From the records that follow, copy every line that contains the word "icons".

----- GIVEN DATA

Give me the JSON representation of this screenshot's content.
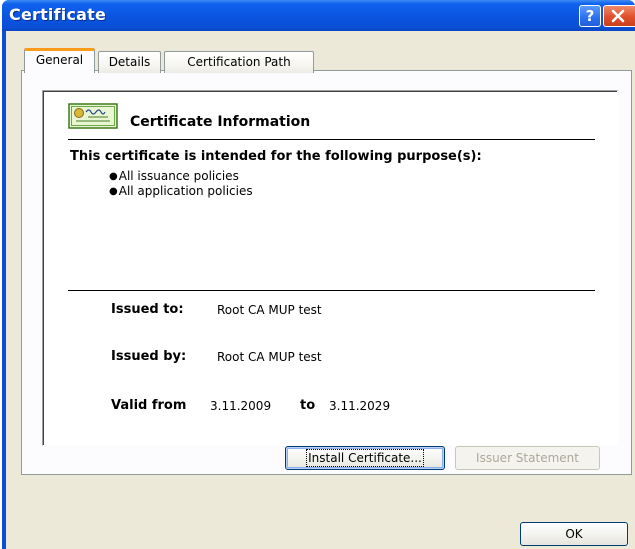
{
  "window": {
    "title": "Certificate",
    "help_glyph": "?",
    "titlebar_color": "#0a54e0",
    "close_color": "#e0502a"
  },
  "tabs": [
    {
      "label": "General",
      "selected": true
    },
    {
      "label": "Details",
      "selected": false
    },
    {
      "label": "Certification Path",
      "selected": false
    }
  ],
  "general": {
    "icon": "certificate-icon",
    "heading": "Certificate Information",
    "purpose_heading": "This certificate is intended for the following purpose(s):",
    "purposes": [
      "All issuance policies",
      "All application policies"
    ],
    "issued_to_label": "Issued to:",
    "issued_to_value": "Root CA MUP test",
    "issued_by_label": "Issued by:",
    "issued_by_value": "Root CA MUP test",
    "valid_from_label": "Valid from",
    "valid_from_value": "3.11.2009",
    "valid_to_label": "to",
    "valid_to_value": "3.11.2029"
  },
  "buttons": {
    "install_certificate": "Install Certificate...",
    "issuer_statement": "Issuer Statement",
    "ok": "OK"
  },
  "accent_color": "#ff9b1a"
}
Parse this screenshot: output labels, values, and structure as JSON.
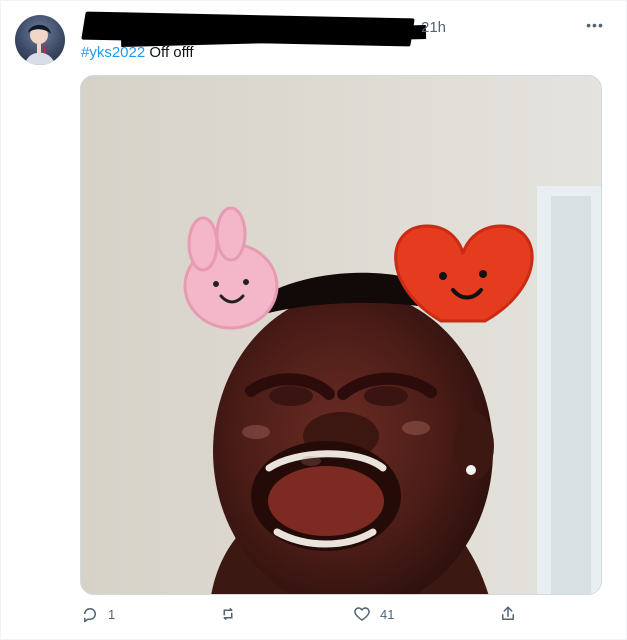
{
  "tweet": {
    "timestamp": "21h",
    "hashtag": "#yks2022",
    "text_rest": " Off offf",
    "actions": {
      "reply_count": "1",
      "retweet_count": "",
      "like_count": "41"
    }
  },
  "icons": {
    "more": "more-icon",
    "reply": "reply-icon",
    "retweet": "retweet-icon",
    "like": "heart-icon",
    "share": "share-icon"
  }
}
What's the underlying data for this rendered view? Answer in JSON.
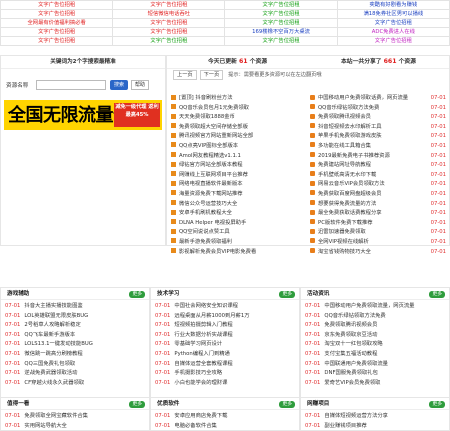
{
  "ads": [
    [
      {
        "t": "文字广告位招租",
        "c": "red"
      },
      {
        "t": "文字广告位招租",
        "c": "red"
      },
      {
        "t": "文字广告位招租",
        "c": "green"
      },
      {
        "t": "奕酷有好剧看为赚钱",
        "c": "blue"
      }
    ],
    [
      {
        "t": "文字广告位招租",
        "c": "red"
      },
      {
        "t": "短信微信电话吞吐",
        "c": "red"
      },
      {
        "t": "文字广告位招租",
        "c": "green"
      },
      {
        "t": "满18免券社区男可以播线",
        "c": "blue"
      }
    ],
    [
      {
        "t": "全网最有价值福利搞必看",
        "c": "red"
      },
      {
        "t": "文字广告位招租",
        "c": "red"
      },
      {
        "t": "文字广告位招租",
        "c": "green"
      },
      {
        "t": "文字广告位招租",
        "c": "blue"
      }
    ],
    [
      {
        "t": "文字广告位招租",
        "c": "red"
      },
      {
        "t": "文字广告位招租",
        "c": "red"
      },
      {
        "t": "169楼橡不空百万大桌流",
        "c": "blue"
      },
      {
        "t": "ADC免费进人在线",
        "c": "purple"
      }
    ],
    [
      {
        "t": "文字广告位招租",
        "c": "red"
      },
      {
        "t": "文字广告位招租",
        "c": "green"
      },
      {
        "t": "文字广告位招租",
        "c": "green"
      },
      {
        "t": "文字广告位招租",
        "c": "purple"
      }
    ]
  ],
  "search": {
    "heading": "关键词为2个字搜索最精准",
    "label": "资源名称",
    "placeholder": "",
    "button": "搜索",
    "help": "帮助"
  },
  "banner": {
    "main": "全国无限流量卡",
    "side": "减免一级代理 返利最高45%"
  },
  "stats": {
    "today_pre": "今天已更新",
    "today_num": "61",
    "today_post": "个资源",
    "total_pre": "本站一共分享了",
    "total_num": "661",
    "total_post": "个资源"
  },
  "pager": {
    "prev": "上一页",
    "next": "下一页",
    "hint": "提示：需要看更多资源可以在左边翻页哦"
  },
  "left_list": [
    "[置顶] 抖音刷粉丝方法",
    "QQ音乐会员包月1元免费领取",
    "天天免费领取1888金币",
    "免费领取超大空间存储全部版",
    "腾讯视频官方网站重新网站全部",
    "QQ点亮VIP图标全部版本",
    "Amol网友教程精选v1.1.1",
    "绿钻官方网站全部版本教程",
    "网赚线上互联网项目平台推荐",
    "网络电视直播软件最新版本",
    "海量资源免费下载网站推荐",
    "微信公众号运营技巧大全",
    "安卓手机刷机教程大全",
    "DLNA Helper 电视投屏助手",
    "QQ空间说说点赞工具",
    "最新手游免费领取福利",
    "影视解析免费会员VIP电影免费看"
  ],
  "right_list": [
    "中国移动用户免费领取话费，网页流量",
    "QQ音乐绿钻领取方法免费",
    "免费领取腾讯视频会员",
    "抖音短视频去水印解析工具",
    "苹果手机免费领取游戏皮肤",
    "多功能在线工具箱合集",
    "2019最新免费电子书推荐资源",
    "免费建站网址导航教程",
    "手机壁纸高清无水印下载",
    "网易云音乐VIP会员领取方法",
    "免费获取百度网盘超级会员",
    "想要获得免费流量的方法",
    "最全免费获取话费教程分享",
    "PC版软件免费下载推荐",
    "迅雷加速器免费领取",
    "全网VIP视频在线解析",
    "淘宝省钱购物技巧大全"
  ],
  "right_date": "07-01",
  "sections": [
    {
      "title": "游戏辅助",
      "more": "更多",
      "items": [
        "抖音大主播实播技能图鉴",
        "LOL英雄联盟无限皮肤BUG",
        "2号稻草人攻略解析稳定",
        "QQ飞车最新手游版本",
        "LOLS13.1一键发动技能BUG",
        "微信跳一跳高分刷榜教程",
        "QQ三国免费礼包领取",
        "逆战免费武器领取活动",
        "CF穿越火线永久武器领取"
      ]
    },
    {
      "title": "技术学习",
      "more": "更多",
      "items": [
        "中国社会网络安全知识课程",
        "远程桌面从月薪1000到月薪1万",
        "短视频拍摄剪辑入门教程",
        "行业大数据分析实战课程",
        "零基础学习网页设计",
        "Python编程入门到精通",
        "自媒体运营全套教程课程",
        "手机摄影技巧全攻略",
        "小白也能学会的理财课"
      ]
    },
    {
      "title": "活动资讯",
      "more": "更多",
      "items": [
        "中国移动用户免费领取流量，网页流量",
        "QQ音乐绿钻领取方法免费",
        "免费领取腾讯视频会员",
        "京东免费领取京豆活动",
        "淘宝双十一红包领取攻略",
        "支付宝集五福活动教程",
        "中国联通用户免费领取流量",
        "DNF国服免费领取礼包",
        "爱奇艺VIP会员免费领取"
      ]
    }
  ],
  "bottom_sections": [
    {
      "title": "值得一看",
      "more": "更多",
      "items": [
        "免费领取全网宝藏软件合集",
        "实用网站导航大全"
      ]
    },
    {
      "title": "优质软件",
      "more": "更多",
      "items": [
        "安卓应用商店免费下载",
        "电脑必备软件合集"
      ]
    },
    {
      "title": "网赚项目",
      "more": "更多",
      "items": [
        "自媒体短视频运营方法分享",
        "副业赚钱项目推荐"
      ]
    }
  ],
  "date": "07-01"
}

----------
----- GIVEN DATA

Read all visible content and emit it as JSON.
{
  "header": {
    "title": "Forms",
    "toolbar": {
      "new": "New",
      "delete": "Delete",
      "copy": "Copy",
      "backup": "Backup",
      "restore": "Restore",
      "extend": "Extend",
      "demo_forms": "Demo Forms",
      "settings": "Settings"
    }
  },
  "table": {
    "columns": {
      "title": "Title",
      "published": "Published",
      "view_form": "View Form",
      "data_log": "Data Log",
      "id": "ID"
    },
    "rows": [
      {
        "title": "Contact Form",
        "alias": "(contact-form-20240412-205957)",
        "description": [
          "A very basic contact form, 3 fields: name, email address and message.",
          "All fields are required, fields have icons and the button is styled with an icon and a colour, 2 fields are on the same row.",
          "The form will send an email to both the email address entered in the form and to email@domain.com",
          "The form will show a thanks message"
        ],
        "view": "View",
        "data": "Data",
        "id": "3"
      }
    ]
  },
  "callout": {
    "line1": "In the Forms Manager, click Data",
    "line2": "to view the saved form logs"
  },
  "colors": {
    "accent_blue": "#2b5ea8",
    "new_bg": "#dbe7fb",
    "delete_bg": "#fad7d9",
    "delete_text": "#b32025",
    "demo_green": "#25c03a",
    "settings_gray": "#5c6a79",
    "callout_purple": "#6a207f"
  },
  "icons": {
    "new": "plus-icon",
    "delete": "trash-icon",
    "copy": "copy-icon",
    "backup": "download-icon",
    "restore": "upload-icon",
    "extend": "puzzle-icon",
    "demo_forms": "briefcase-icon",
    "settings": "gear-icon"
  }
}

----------
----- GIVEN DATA

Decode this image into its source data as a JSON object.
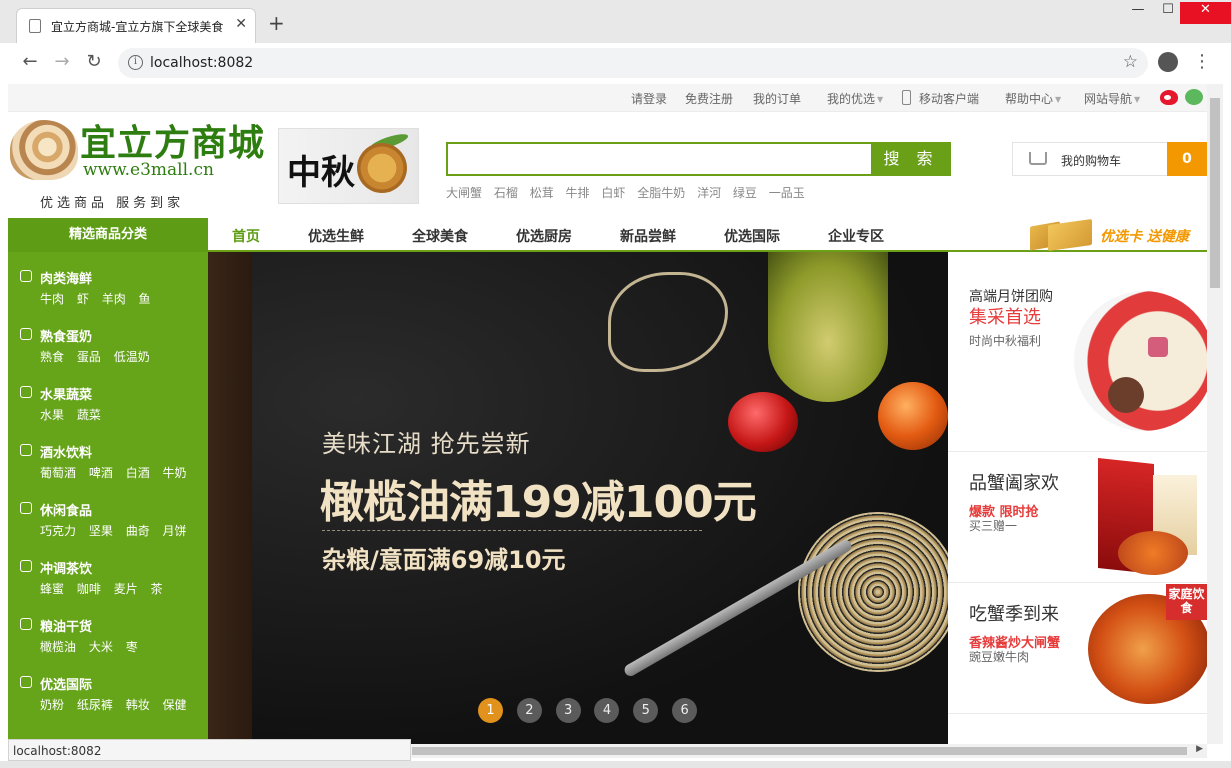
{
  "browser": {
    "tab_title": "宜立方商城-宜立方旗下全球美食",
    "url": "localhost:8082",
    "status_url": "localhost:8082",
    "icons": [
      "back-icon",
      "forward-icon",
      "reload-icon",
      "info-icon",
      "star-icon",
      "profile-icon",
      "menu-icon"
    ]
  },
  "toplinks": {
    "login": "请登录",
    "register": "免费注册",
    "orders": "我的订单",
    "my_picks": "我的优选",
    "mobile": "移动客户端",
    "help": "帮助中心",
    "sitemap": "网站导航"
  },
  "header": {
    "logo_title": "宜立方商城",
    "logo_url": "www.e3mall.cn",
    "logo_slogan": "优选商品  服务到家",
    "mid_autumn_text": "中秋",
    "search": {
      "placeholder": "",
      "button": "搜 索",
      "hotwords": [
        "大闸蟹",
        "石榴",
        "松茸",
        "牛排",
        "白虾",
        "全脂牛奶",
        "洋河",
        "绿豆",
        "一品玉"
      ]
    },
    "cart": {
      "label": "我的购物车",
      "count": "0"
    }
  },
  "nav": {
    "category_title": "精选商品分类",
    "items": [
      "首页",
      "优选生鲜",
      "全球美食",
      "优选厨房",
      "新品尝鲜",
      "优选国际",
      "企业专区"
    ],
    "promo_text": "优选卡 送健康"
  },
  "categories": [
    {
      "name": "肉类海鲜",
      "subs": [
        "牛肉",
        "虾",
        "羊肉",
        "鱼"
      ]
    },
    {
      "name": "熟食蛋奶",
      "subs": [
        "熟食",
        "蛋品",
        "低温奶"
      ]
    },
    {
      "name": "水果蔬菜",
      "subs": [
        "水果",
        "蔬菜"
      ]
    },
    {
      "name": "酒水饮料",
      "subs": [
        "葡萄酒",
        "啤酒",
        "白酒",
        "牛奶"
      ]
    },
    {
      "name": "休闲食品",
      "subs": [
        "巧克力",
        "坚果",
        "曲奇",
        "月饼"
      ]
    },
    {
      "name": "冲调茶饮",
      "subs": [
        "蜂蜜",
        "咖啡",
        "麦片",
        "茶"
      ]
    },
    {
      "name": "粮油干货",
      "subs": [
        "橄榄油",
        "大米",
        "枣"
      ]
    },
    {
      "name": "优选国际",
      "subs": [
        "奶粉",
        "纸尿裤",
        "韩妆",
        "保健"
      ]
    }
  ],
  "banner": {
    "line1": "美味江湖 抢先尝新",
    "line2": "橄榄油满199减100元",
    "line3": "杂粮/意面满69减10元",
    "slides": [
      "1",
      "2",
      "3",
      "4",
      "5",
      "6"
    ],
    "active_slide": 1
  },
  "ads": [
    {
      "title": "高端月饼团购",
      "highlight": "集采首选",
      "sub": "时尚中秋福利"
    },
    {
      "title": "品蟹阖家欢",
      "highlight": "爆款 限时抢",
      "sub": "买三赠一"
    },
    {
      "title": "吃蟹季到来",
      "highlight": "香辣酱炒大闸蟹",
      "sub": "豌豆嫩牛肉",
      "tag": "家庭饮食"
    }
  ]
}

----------

PROBLEM SOLUTION ->
  "icons": {
          "All fields are required, fields have icons and the button is styled with an icon and a colour, 2 fields are on the same row.",
  "icons": {
    "icons": [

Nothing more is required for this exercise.